Affordable Access

Publisher Website

Intravenous Misplacement of the Nephrostomy Catheter Following Percutaneous Nephrostolithotomy: Two Case Reports

Fundacao Faculdade de Medicina
Publication Date
DOI: 10.1590/s1807-59322009000100013
  • Letter To The Editor
  • Medicine

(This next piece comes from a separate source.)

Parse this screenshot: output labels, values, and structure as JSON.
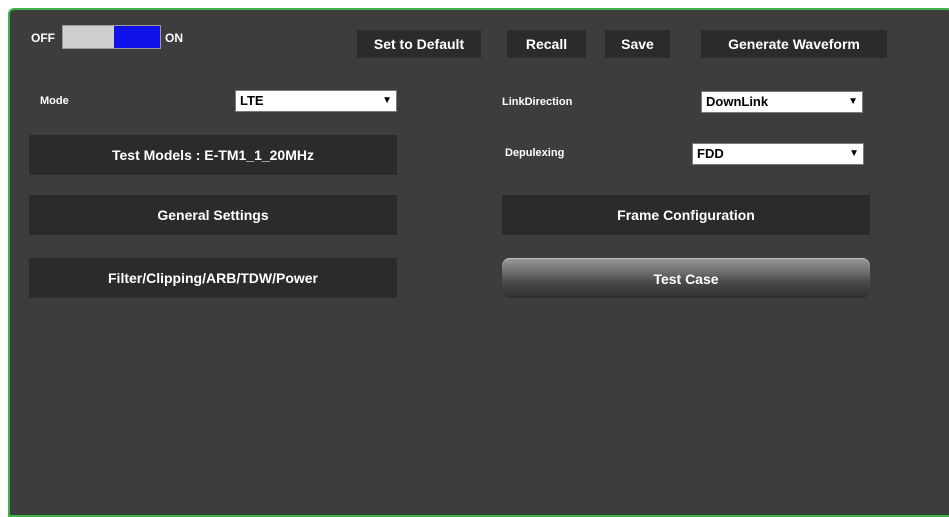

69 CLINICS 2009;64(1):69-70 LETTER TO THE EDITOR Division of Urology, Hospital das Clínicas, Faculdade de Medicina, Univer- sidade de São Paulo - São Paulo/SP, Brazil. Email: [email protected] Tel.: 55 11 3069.8080 InTRavEnOus mIspLacEmEnT Of THE nEpHROsTOmy caTHETER fOLLOwIng pERcuTanEOus nEpHROsTOLITHOTOmy: TwO casE REpORTs doi: 10.1590/S1807-59322009000100013 Eduardo Mazzucchi, Anuar Mitre, Artur Brito, Marco Arap, Claudio Murta and Miguel Srougi INTRODUCTION Percutaneous nephrostolithotomy (PCNL) was introduced by Fernström and Johansson in 1976,1 and it has remained an important approach for removing kidney stones since its inception. A nephrostomy tube is routinely positioned in the renal pelvis in order to tamponade bleeding and drain the collecting system. Although PCNL is an established procedure, major complication rates of up to 7% have been reported.2 We report two cases of an uncommon PCNL complication and details of how we managed these cases with successful outcomes. CASE REPORT Case 1 - A 52-year-old male who had previously undergone a right open nephrectomy of a non-functioning kidney 10 years prior underwent a left PCNL. Serum creatinine (SCr) before surgery was 1.0 mg/dl (normal range 0.6-1.4 mg/dl). Access to the excretory system was achieved using fascial dilators, and a safety guide wire was used during the procedure. Intense bleeding led to a sudden interruption of the procedure; a nephrostomy tube was inserted and closed in order to control bleeding within the excretory system. An antegrade nephrostogram was not performed due to intense bleeding. An arteriography was performed and showed no abnormalities. After transfusion of two units of blood, the patient remained hemodinamically stable and urine was eliminated only by means of the urethral catheter. The nephrostomy tube remained closed. A magnetic resonance scan performed 72 hours later showed the nephrostomy tube in the left renal vein (Figure 1). The patient w

There are no comments yet on this publication. Be the first to share your thoughts.